Reproduce the entries beneath exactly, without their images.

[Start of section]

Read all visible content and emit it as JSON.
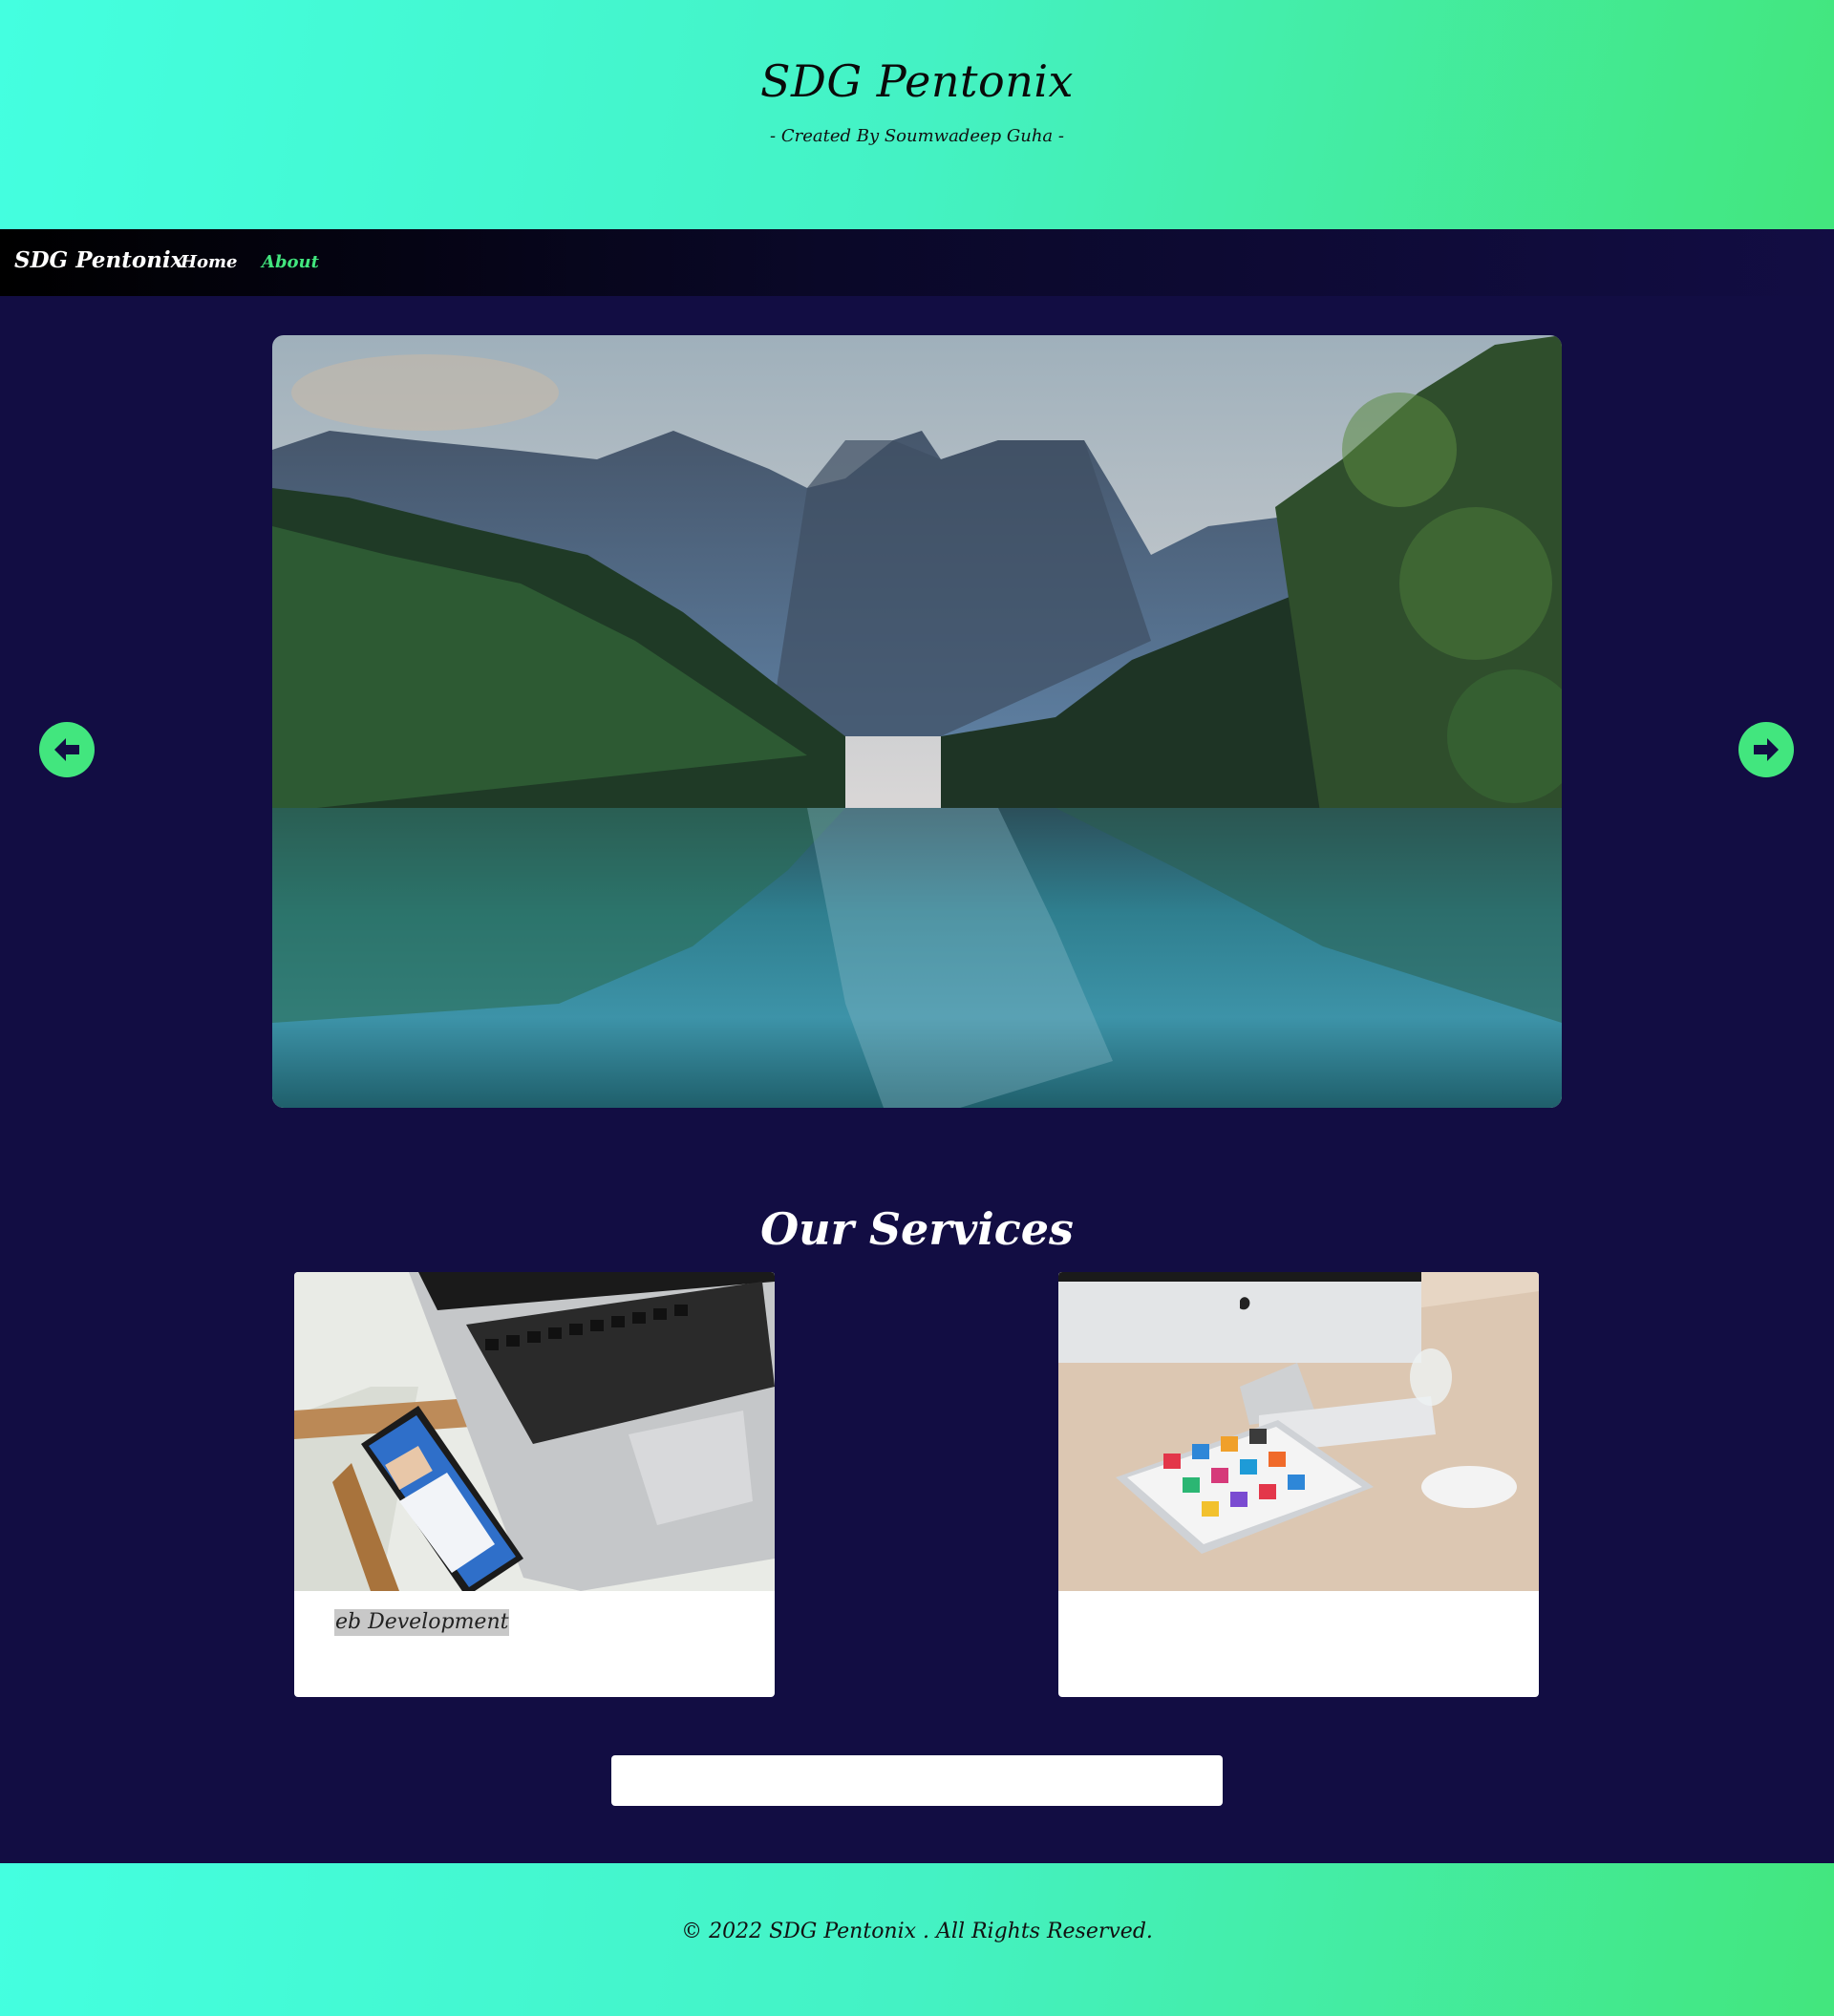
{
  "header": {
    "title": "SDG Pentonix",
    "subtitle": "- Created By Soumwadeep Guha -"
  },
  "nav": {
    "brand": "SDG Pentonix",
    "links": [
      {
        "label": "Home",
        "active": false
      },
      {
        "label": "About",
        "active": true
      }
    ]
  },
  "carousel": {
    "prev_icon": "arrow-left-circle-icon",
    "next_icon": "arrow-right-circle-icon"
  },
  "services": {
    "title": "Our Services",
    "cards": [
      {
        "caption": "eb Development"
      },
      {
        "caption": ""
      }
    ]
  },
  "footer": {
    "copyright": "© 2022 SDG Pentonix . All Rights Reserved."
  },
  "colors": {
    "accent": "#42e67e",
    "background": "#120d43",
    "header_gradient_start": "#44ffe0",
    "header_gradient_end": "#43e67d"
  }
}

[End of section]

## ANSWER SECTION
Read all visible content and emit it as JSON.
{
  "header": {
    "title": "SDG Pentonix",
    "subtitle": "- Created By Soumwadeep Guha -"
  },
  "nav": {
    "brand": "SDG Pentonix",
    "links": [
      {
        "label": "Home",
        "active": false
      },
      {
        "label": "About",
        "active": true
      }
    ]
  },
  "carousel": {
    "prev_icon": "arrow-left-circle-icon",
    "next_icon": "arrow-right-circle-icon"
  },
  "services": {
    "title": "Our Services",
    "cards": [
      {
        "caption": "eb Development"
      },
      {
        "caption": ""
      }
    ]
  },
  "footer": {
    "copyright": "© 2022 SDG Pentonix . All Rights Reserved."
  },
  "colors": {
    "accent": "#42e67e",
    "background": "#120d43",
    "header_gradient_start": "#44ffe0",
    "header_gradient_end": "#43e67d"
  }
}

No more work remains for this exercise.